...trying to stall you something, but hey, you know, I I heard young whatever and I like, you know what, I like it when they they compliment me, and that's Nice, not but you know what I really like is when they dog me out, you know, talk a little smack, little trash, like you know, I listen, you're you're showing it suck here. You know what that's when you know, really know, you made it, you know, and people are like yeah, and I'm like, all right, I get that. Yeah, I because you know, it's your buddies and you can find each other and stuff. But yeah, somebody spent the time to Goo farm you or tell me I suck right on, Robert. Is there anything else that you would like to add, whether work related or just something that's on your mind about work? Can't think of anything, Brian. I think we exhausted everything and they closing to me know and closing. Why do you work, Robert? Why do you work? I work. I work so I don't have to worry about my re what I you know, running out of money before I die. I work. Well, I love what I do, so I don't think that I don't want don't really work. I guess it's a mindset. You know, you don't want to work, you just want to do what you love. It's like, I think it's like. I think that's the goal and that's where you should all try to be. As is at that place where you're earning a living but you're not really working. It's like playing guitar. They say, Hey, you know, you practice guitar. You know what, I never practice guitar. I hate practicing. I like playing. I played my guitar. I don't I never practice, I just play it, you know, and it's the same thing. You know, it's like practice. It's like going to work. You know, working man, you're just you're just learning money doing something I love. That's the goal. Got To get there. Are Living. I'm not selling you anything. You know. Also it's but it's something that's people have always told me my light my whole life. I remember growing up in there are s and they'd say follow your bliss. I didn't even know what you're talking about. whish I'd ask somebody and figure out who you are, what you love. What is it? You Love? Trying to make money doing that? You Love Watching football, you love watching the Dallas cowboys. Fine, see if you can find a job doing something around that. You know, whatever you love, just, you know, follow it and believe in it, even if it doesn't pay off in the beginning, it'll maybe you'll need a second job doing something. I hate say that. You can continue doing something you love, but never, never stop trying to reach the goal of do what you love perfect. Robert, sir, Robert Bear, I appreciate you and your invention stories and maybe one day will talk again. I appreciate your time. I know you are busy and I truly appreciate what you've done here. Thank you, Brian. Thank you for listening to this episode of why we work with Brian v be sure to subscribe, follow and share with others so they too can be encouraged in their work. I hope that you have yourself a productive, be a joyful day in your work.
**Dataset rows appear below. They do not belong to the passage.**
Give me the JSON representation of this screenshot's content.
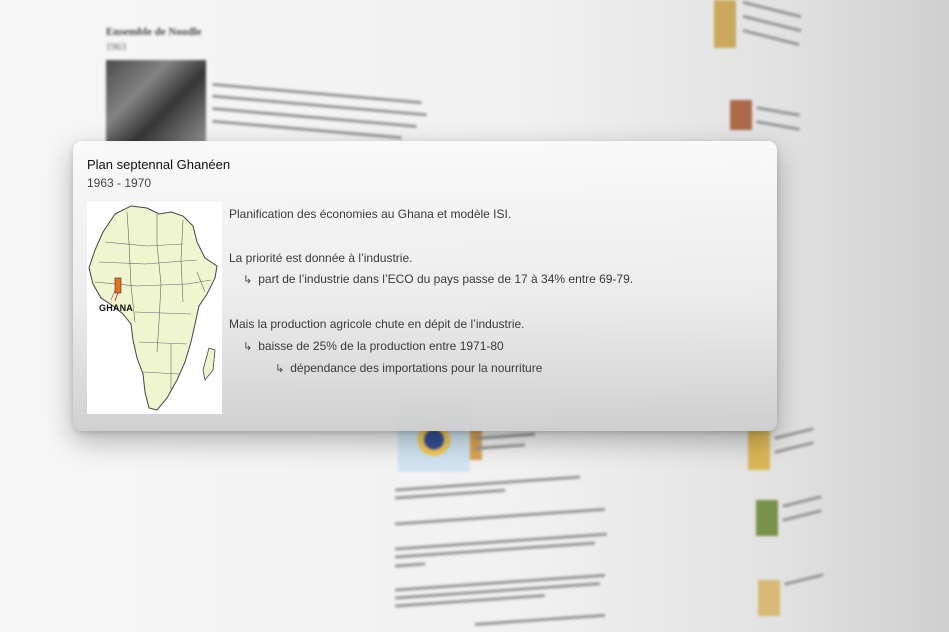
{
  "background": {
    "doc_title": "Ensemble de Noodle",
    "doc_subtitle": "1963"
  },
  "card": {
    "title": "Plan septennal Ghanéen",
    "date_range": "1963 - 1970",
    "map": {
      "label": "GHANA",
      "fill_color": "#eef5cf",
      "highlight_color": "#e8701f",
      "icon": "africa-map"
    },
    "lines": [
      {
        "indent": 0,
        "arrow": false,
        "text": "Planification des économies au Ghana et modèle ISI."
      },
      {
        "indent": 0,
        "arrow": false,
        "text": "La priorité est donnée à l’industrie."
      },
      {
        "indent": 1,
        "arrow": true,
        "text": "part de l’industrie dans l’ECO du pays passe de 17 à 34% entre 69-79."
      },
      {
        "indent": 0,
        "arrow": false,
        "text": "Mais la production agricole chute en dépit de l’industrie."
      },
      {
        "indent": 1,
        "arrow": true,
        "text": "baisse de 25% de la production entre 1971-80"
      },
      {
        "indent": 2,
        "arrow": true,
        "text": "dépendance des importations pour la nourriture"
      }
    ],
    "arrow_glyph": "↳"
  }
}
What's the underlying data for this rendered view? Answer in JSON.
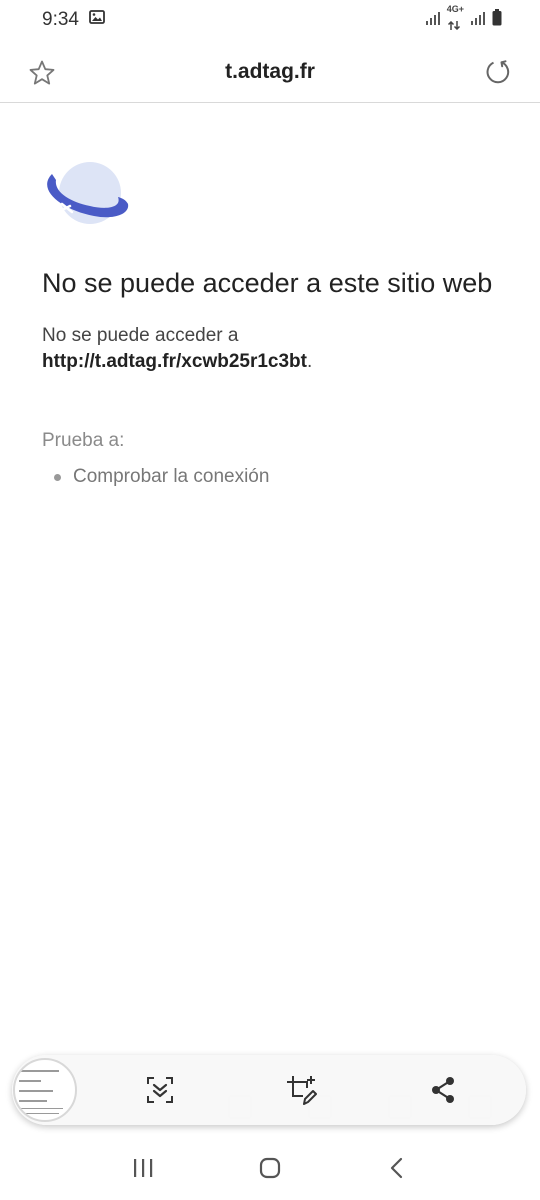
{
  "status_bar": {
    "time": "9:34",
    "network_label": "4G+",
    "icons": [
      "image-icon",
      "signal-icon",
      "data-arrows-icon",
      "signal-icon",
      "battery-icon"
    ]
  },
  "browser": {
    "url": "t.adtag.fr",
    "icons": [
      "star-icon",
      "reload-icon"
    ]
  },
  "error_page": {
    "icon": "planet-icon",
    "title": "No se puede acceder a este sitio web",
    "desc_prefix": "No se puede acceder a",
    "desc_url": "http://t.adtag.fr/xcwb25r1c3bt",
    "desc_suffix": ".",
    "try_label": "Prueba a:",
    "suggestions": [
      "Comprobar la conexión"
    ]
  },
  "capture_toolbar": {
    "icons": [
      "scroll-capture-icon",
      "crop-edit-icon",
      "share-icon"
    ]
  },
  "nav_bar": {
    "icons": [
      "recents-icon",
      "home-icon",
      "back-icon"
    ]
  },
  "colors": {
    "accent_blue": "#4a5bc6",
    "planet_fill": "#dde4f6"
  }
}
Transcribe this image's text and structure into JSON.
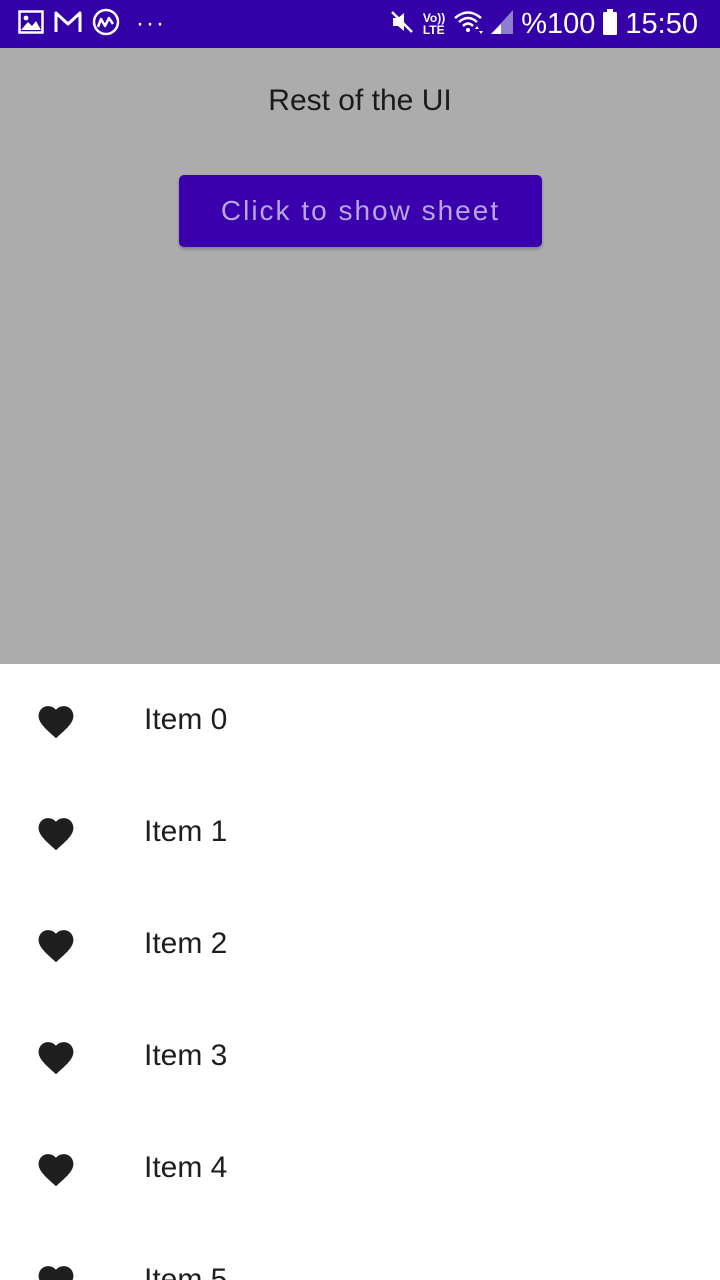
{
  "status_bar": {
    "battery_text": "%100",
    "time": "15:50",
    "volte_top": "Vo))",
    "volte_bottom": "LTE",
    "more": "···",
    "left_icons": [
      "gallery-icon",
      "gmail-icon",
      "coinmarketcap-icon"
    ],
    "right_icons": [
      "mute-icon",
      "volte-icon",
      "wifi-icon",
      "signal-icon",
      "battery-icon"
    ],
    "background": "#3400a8"
  },
  "main": {
    "title": "Rest of the UI",
    "button_label": "Click to show sheet",
    "button_color": "#3a00ad",
    "background": "#acacac"
  },
  "sheet": {
    "items": [
      {
        "label": "Item 0",
        "icon": "heart-icon"
      },
      {
        "label": "Item 1",
        "icon": "heart-icon"
      },
      {
        "label": "Item 2",
        "icon": "heart-icon"
      },
      {
        "label": "Item 3",
        "icon": "heart-icon"
      },
      {
        "label": "Item 4",
        "icon": "heart-icon"
      },
      {
        "label": "Item 5",
        "icon": "heart-icon"
      }
    ]
  }
}
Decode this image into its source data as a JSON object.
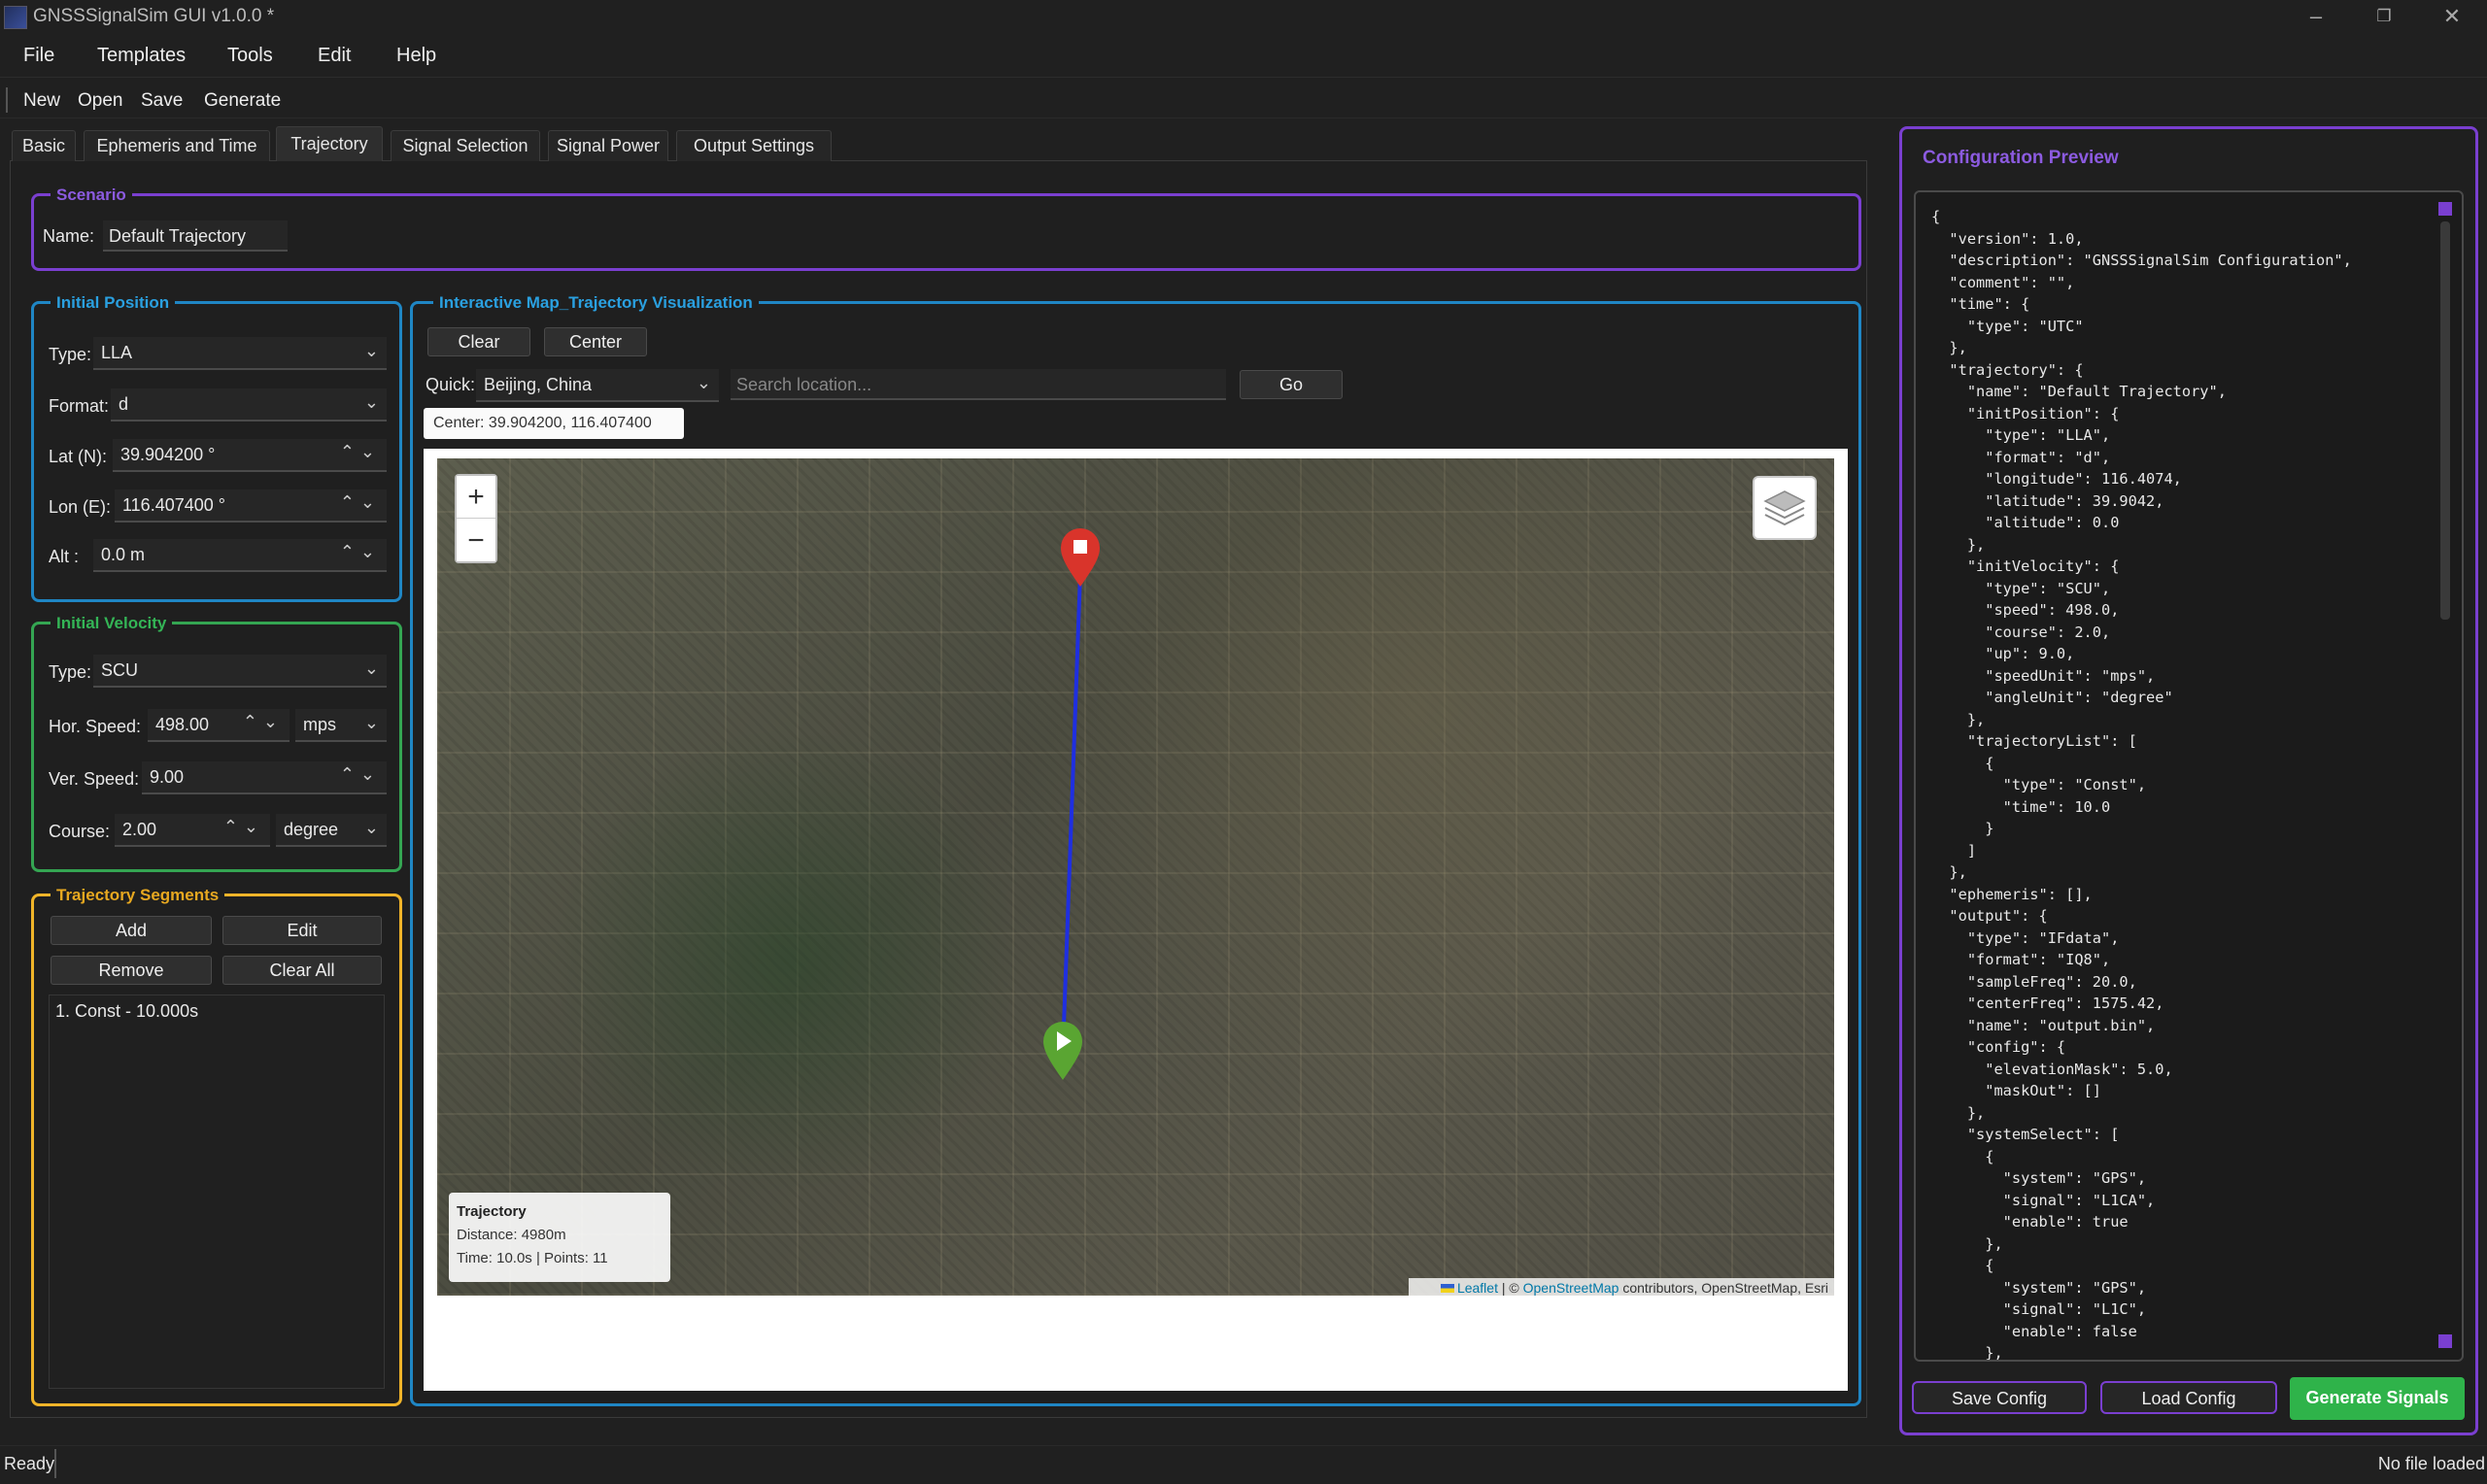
{
  "window": {
    "title": "GNSSSignalSim GUI v1.0.0 *"
  },
  "menu": [
    "File",
    "Templates",
    "Tools",
    "Edit",
    "Help"
  ],
  "toolbar": [
    "New",
    "Open",
    "Save",
    "Generate"
  ],
  "tabs": [
    {
      "label": "Basic",
      "active": false
    },
    {
      "label": "Ephemeris and Time",
      "active": false
    },
    {
      "label": "Trajectory",
      "active": true
    },
    {
      "label": "Signal Selection",
      "active": false
    },
    {
      "label": "Signal Power",
      "active": false
    },
    {
      "label": "Output Settings",
      "active": false
    }
  ],
  "scenario": {
    "title": "Scenario",
    "name_label": "Name:",
    "name_value": "Default Trajectory"
  },
  "initial_position": {
    "title": "Initial Position",
    "type_label": "Type:",
    "type_value": "LLA",
    "format_label": "Format:",
    "format_value": "d",
    "lat_label": "Lat (N):",
    "lat_value": "39.904200 °",
    "lon_label": "Lon (E):",
    "lon_value": "116.407400 °",
    "alt_label": "Alt :",
    "alt_value": "0.0 m"
  },
  "initial_velocity": {
    "title": "Initial Velocity",
    "type_label": "Type:",
    "type_value": "SCU",
    "hspeed_label": "Hor. Speed:",
    "hspeed_value": "498.00",
    "hspeed_unit": "mps",
    "vspeed_label": "Ver. Speed:",
    "vspeed_value": "9.00",
    "course_label": "Course:",
    "course_value": "2.00",
    "course_unit": "degree"
  },
  "segments": {
    "title": "Trajectory Segments",
    "add": "Add",
    "edit": "Edit",
    "remove": "Remove",
    "clear_all": "Clear All",
    "items": [
      "1. Const - 10.000s"
    ]
  },
  "map_panel": {
    "title": "Interactive Map_Trajectory Visualization",
    "clear": "Clear",
    "center": "Center",
    "quick_label": "Quick:",
    "quick_value": "Beijing, China",
    "search_placeholder": "Search location...",
    "go": "Go",
    "center_readout": "Center: 39.904200, 116.407400",
    "zoom_in": "+",
    "zoom_out": "−",
    "legend_title": "Trajectory",
    "legend_distance": "Distance: 4980m",
    "legend_time": "Time: 10.0s | Points: 11",
    "attribution_link1": "Leaflet",
    "attribution_sep": " | © ",
    "attribution_link2": "OpenStreetMap",
    "attribution_rest": " contributors, OpenStreetMap, Esri"
  },
  "config_preview": {
    "title": "Configuration Preview",
    "json_text": "{\n  \"version\": 1.0,\n  \"description\": \"GNSSSignalSim Configuration\",\n  \"comment\": \"\",\n  \"time\": {\n    \"type\": \"UTC\"\n  },\n  \"trajectory\": {\n    \"name\": \"Default Trajectory\",\n    \"initPosition\": {\n      \"type\": \"LLA\",\n      \"format\": \"d\",\n      \"longitude\": 116.4074,\n      \"latitude\": 39.9042,\n      \"altitude\": 0.0\n    },\n    \"initVelocity\": {\n      \"type\": \"SCU\",\n      \"speed\": 498.0,\n      \"course\": 2.0,\n      \"up\": 9.0,\n      \"speedUnit\": \"mps\",\n      \"angleUnit\": \"degree\"\n    },\n    \"trajectoryList\": [\n      {\n        \"type\": \"Const\",\n        \"time\": 10.0\n      }\n    ]\n  },\n  \"ephemeris\": [],\n  \"output\": {\n    \"type\": \"IFdata\",\n    \"format\": \"IQ8\",\n    \"sampleFreq\": 20.0,\n    \"centerFreq\": 1575.42,\n    \"name\": \"output.bin\",\n    \"config\": {\n      \"elevationMask\": 5.0,\n      \"maskOut\": []\n    },\n    \"systemSelect\": [\n      {\n        \"system\": \"GPS\",\n        \"signal\": \"L1CA\",\n        \"enable\": true\n      },\n      {\n        \"system\": \"GPS\",\n        \"signal\": \"L1C\",\n        \"enable\": false\n      },",
    "save_config": "Save Config",
    "load_config": "Load Config",
    "generate_signals": "Generate Signals"
  },
  "status": {
    "left": "Ready",
    "right": "No file loaded"
  },
  "colors": {
    "accent_green": "#2fb34a",
    "route": "#1f2fe0",
    "start_marker": "#5aa532",
    "end_marker": "#d9342b"
  }
}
In-Stream Audio Search

NEW

Search across all episodes within this podcast

Episodes (123)